Quantum Country: an interactive introduction to quantum computing and quantum mechanics. It requires some basic linear algebra and math knowledge, just FYI!
An Analysis of Privacy on the App Store: an in-depth breakdown of how Apple’s app privacy details are structured on the backend, as well as some aggregate statistics. Very nice of them to use clearly defined identifiers like DATA_LINKED_TO_YOU. Quick stat: The median amount of non-app data trackers in free apps is 3, compared to 0 for paid apps. Facebook? 151. Yikes.
Matt Caulfield is the founder of Oort, the company behind the Oort Cloud. Their goal is to build a decentralized security fabric that allows businesses and systems to connect safely with each other. Matt previously spent 10 years at Cisco focusing on edge computing; you might have also seen him give a talk at KubeCon on multi-cluster topologies.
What’s one productivity hack that you really love? (Automation, dotfiles tweaks, etc)
I don't know about automation - I still prefer vi and bash as my development environment - but I can think of a few techniques/habits that have had a material impact on my personal productivity...
Sunday night planning - I can't recommend this one enough. I spend Sunday afternoon or Sunday evening, before the week starts, reviewing my calendar and todo list and prioritizing my time accordingly. Sunday is also a good time to step back and think strategically - are we going in the right direction? what's working? what do we need to change? During the week I just follow my calendar. Coming from a software background, I'm inspired by the idea of committing to weekly sprints. It helps me compartmentalize what is otherwise an infinite amount of work.
Second shift - this one I would not recommend but it has had the biggest productivity upside for me. I am a night owl and there is no hour in my day (or night) that is more productive than 1 AM. I'm regularly up late to avoid the bustle and meetings of the day. I catch up on the "real work" while the world sleeps. When I was in college, my father framed an excerpt from "The Ladder of St. Augustine" that I keep in my office. The heights by great men reached and kept were not attained by sudden flight, but they, while their companions slept, were toiling upward in the night.
Ignoring my inbox - tuning out the flurry of emails is the other simple change to my daily habits that's resulted in far more hours of productivity. Unfortunately, responsiveness is a key trait that investors and customers depend upon. I'm still working out the right priority system to accommodate everyone, but it's a work in progress. If you're looking for quick fix, calendly has been fantastic at reducing email round trips.
What’s the latest product your engineering team has adopted at work?
From a hosting perspective, we decided to adopt Google's Cloud Run instead of going directly to Google Kubernetes Engine (GKE) for hosting our containers. We've been pleasantly surprised by the experience.
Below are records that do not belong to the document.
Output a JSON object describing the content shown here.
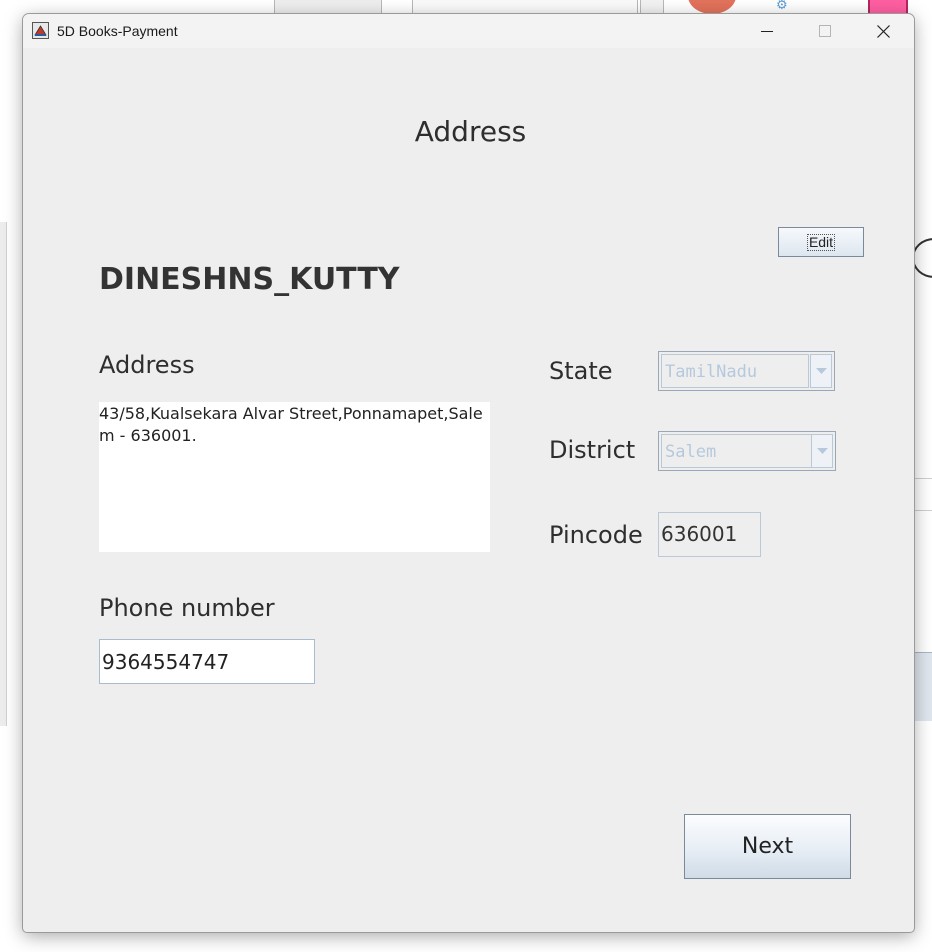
{
  "window": {
    "title": "5D Books-Payment"
  },
  "page": {
    "heading": "Address",
    "username": "DINESHNS_KUTTY",
    "edit_label": "Edit",
    "next_label": "Next"
  },
  "form": {
    "address_label": "Address",
    "address_value": "43/58,Kualsekara Alvar Street,Ponnamapet,Salem - 636001.",
    "phone_label": "Phone number",
    "phone_value": "9364554747",
    "state_label": "State",
    "state_value": "TamilNadu",
    "district_label": "District",
    "district_value": "Salem",
    "pincode_label": "Pincode",
    "pincode_value": "636001"
  },
  "icons": {
    "app": "java-app-icon",
    "minimize": "minimize-icon",
    "maximize": "maximize-icon",
    "close": "close-icon",
    "dropdown": "chevron-down-icon"
  },
  "colors": {
    "window_bg": "#eeeeee",
    "disabled_text": "#b6c9dc",
    "button_gradient_bottom": "#cfdbe6"
  }
}
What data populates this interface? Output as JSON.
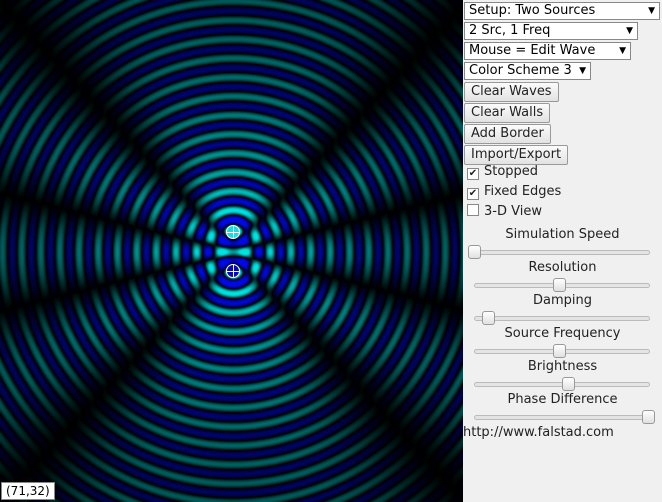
{
  "status": {
    "coords": "(71,32)"
  },
  "panel": {
    "setup": "Setup: Two Sources",
    "sources": "2 Src, 1 Freq",
    "mouse_mode": "Mouse = Edit Wave",
    "color_scheme": "Color Scheme 3",
    "clear_waves": "Clear Waves",
    "clear_walls": "Clear Walls",
    "add_border": "Add Border",
    "import_export": "Import/Export",
    "stopped": {
      "label": "Stopped",
      "checked": true
    },
    "fixed_edges": {
      "label": "Fixed Edges",
      "checked": true
    },
    "view_3d": {
      "label": "3-D View",
      "checked": false
    },
    "sliders": [
      {
        "label": "Simulation Speed",
        "value": 0.0
      },
      {
        "label": "Resolution",
        "value": 0.49
      },
      {
        "label": "Damping",
        "value": 0.08
      },
      {
        "label": "Source Frequency",
        "value": 0.49
      },
      {
        "label": "Brightness",
        "value": 0.54
      },
      {
        "label": "Phase Difference",
        "value": 1.0
      }
    ],
    "url": "http://www.falstad.com"
  },
  "colors": {
    "crest": "#2ee6e6",
    "trough": "#1a1adc",
    "background": "#000000"
  }
}
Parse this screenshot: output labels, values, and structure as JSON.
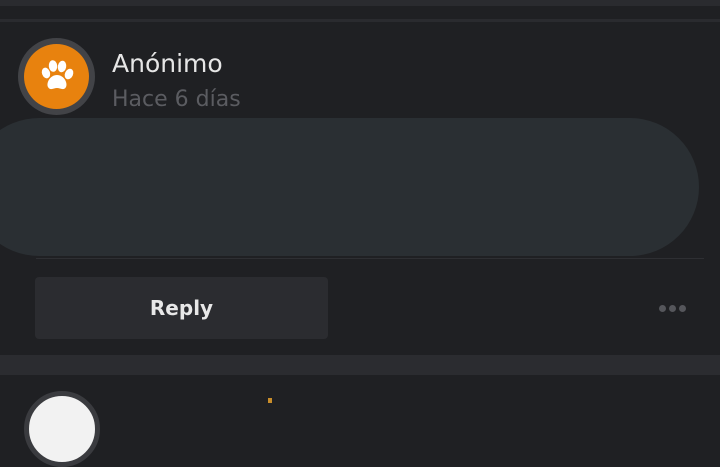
{
  "comment": {
    "author": "Anónimo",
    "timestamp": "Hace 6 días",
    "avatar_icon": "paw-icon",
    "avatar_color": "#e8820e",
    "reply_label": "Reply",
    "more_icon": "ellipsis-icon"
  }
}
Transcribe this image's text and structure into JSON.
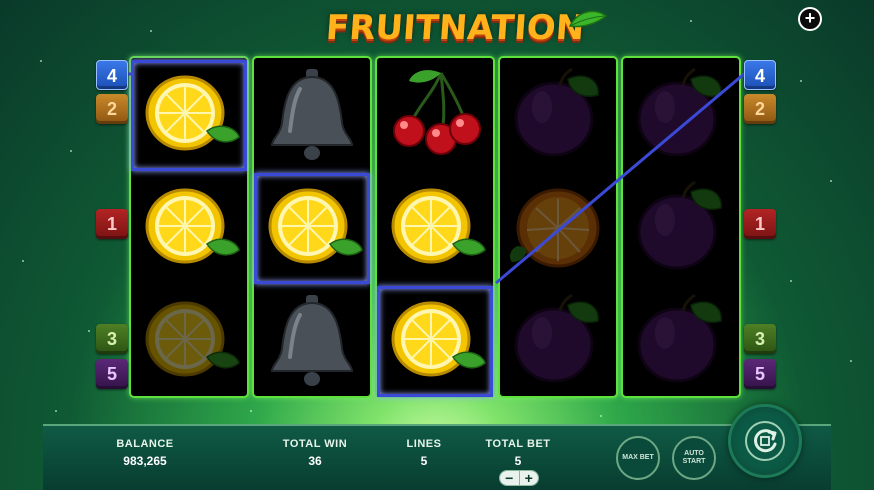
{
  "header": {
    "logo_text": "FRUITNATION",
    "plus_label": "+"
  },
  "reels": [
    [
      "lemon",
      "lemon",
      "lemon"
    ],
    [
      "bell",
      "lemon",
      "bell"
    ],
    [
      "cherries",
      "lemon",
      "lemon"
    ],
    [
      "plum",
      "orange",
      "plum"
    ],
    [
      "plum",
      "plum",
      "plum"
    ]
  ],
  "left_line_badges": [
    "4",
    "2",
    "1",
    "3",
    "5"
  ],
  "right_line_badges": [
    "4",
    "2",
    "1",
    "3",
    "5"
  ],
  "bottom_bar": {
    "balance_label": "BALANCE",
    "balance_value": "983,265",
    "total_win_label": "TOTAL WIN",
    "total_win_value": "36",
    "lines_label": "LINES",
    "lines_value": "5",
    "total_bet_label": "TOTAL BET",
    "total_bet_value": "5",
    "minus_label": "−",
    "plus_label": "+",
    "max_bet_label": "MAX BET",
    "auto_start_label": "AUTO START"
  },
  "colors": {
    "reel_border": "#5ee13d",
    "payline": "#3b4ad6",
    "bar_bg": "#0f5a45"
  }
}
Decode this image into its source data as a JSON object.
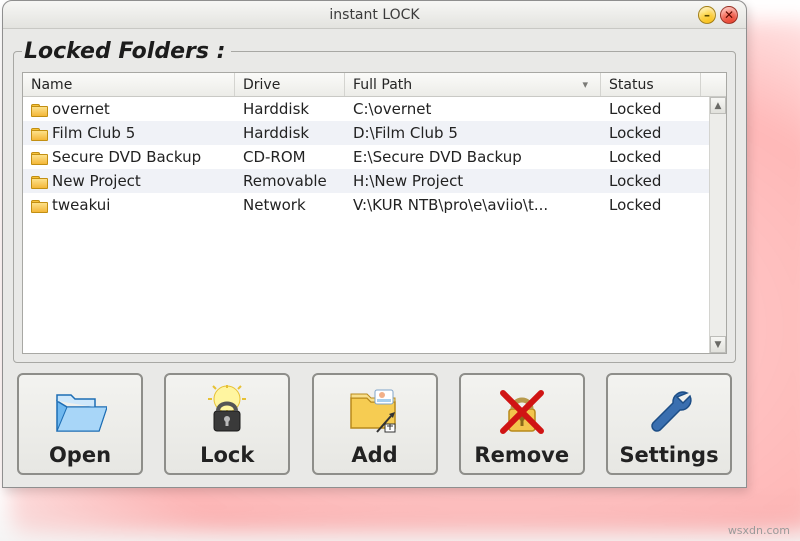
{
  "window": {
    "title": "instant LOCK"
  },
  "group": {
    "legend": "Locked Folders :"
  },
  "columns": {
    "name": "Name",
    "drive": "Drive",
    "path": "Full Path",
    "status": "Status"
  },
  "rows": [
    {
      "name": "overnet",
      "drive": "Harddisk",
      "path": "C:\\overnet",
      "status": "Locked"
    },
    {
      "name": "Film Club 5",
      "drive": "Harddisk",
      "path": "D:\\Film Club 5",
      "status": "Locked"
    },
    {
      "name": "Secure DVD Backup",
      "drive": "CD-ROM",
      "path": "E:\\Secure DVD Backup",
      "status": "Locked"
    },
    {
      "name": "New Project",
      "drive": "Removable",
      "path": "H:\\New Project",
      "status": "Locked"
    },
    {
      "name": "tweakui",
      "drive": "Network",
      "path": "V:\\KUR NTB\\pro\\e\\aviio\\t...",
      "status": "Locked"
    }
  ],
  "buttons": {
    "open": "Open",
    "lock": "Lock",
    "add": "Add",
    "remove": "Remove",
    "settings": "Settings"
  },
  "watermark": "wsxdn.com"
}
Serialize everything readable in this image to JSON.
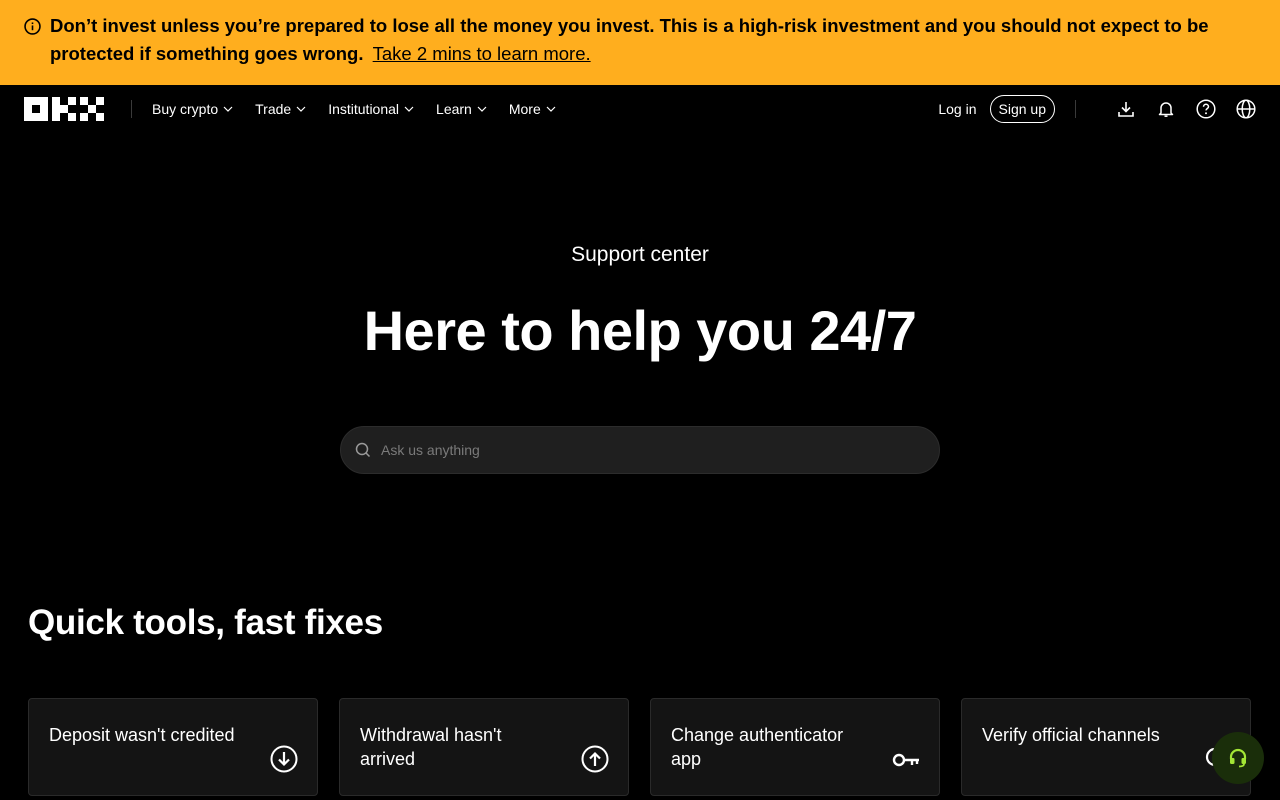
{
  "banner": {
    "warning_text": "Don’t invest unless you’re prepared to lose all the money you invest. This is a high-risk investment and you should not expect to be protected if something goes wrong.",
    "link_text": "Take 2 mins to learn more."
  },
  "nav": {
    "items": [
      {
        "label": "Buy crypto"
      },
      {
        "label": "Trade"
      },
      {
        "label": "Institutional"
      },
      {
        "label": "Learn"
      },
      {
        "label": "More"
      }
    ],
    "login_label": "Log in",
    "signup_label": "Sign up"
  },
  "hero": {
    "subtitle": "Support center",
    "title": "Here to help you 24/7"
  },
  "search": {
    "placeholder": "Ask us anything"
  },
  "quick_tools": {
    "title": "Quick tools, fast fixes",
    "cards": [
      {
        "label": "Deposit wasn't credited",
        "icon": "download-circle-icon"
      },
      {
        "label": "Withdrawal hasn't arrived",
        "icon": "upload-circle-icon"
      },
      {
        "label": "Change authenticator app",
        "icon": "key-icon"
      },
      {
        "label": "Verify official channels",
        "icon": "verify-icon"
      }
    ]
  },
  "colors": {
    "banner_bg": "#ffae1e",
    "page_bg": "#000000",
    "card_bg": "#141414",
    "support_accent": "#a3e635"
  }
}
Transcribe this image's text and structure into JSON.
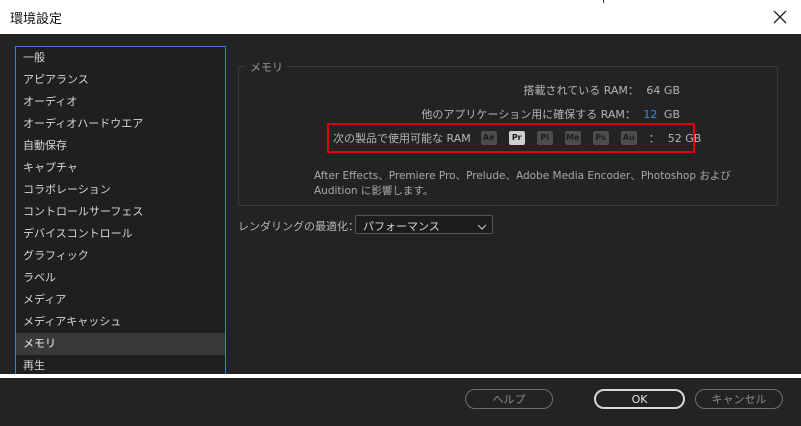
{
  "window": {
    "title": "環境設定",
    "close_icon": "close-icon"
  },
  "sidebar": {
    "items": [
      {
        "label": "一般"
      },
      {
        "label": "アピアランス"
      },
      {
        "label": "オーディオ"
      },
      {
        "label": "オーディオハードウエア"
      },
      {
        "label": "自動保存"
      },
      {
        "label": "キャプチャ"
      },
      {
        "label": "コラボレーション"
      },
      {
        "label": "コントロールサーフェス"
      },
      {
        "label": "デバイスコントロール"
      },
      {
        "label": "グラフィック"
      },
      {
        "label": "ラベル"
      },
      {
        "label": "メディア"
      },
      {
        "label": "メディアキャッシュ"
      },
      {
        "label": "メモリ",
        "selected": true
      },
      {
        "label": "再生"
      }
    ]
  },
  "memory": {
    "legend": "メモリ",
    "installed_label": "搭載されている RAM：",
    "installed_value": "64 GB",
    "reserved_label": "他のアプリケーション用に確保する RAM：",
    "reserved_value": "12",
    "reserved_unit": "GB",
    "available_label": "次の製品で使用可能な RAM",
    "products": [
      "Ae",
      "Pr",
      "Pl",
      "Me",
      "Ps",
      "Au"
    ],
    "active_product": "Pr",
    "available_separator": "：",
    "available_value": "52 GB",
    "note": "After Effects、Premiere Pro、Prelude、Adobe Media Encoder、Photoshop および Audition に影響します。"
  },
  "render": {
    "label": "レンダリングの最適化：",
    "selected": "パフォーマンス"
  },
  "footer": {
    "help_label": "ヘルプ",
    "ok_label": "OK",
    "cancel_label": "キャンセル"
  },
  "colors": {
    "accent_blue": "#2e8fe6",
    "highlight_red": "#e0000d",
    "panel": "#232323"
  }
}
It helps us avoid the overhead of managing k8s deployments while setting us up to move there later.
What technology/architecture are you the most excited about trying? What about getting rid of?
My team will tell you that I keep bringing up graph databases. I'd love to find a simple, scalable, and cost-effective option that we can incorporate into our architecture. Getting rid of Kafka (even though we haven't fully deployed it yet) is high on my list.
What’s one side project you started but never finished?
I started building a distributed C compiler (that I was calling DistriC) that could take a piece of code, parallelize it, and then distributed it across multiple hosts automatically. It was a cool idea and taught me how hard it is to rely on a shared memory model across an unreliable network. It's much easier to build code that is intentionally built for distributing across systems. Never finished, but I think of it often.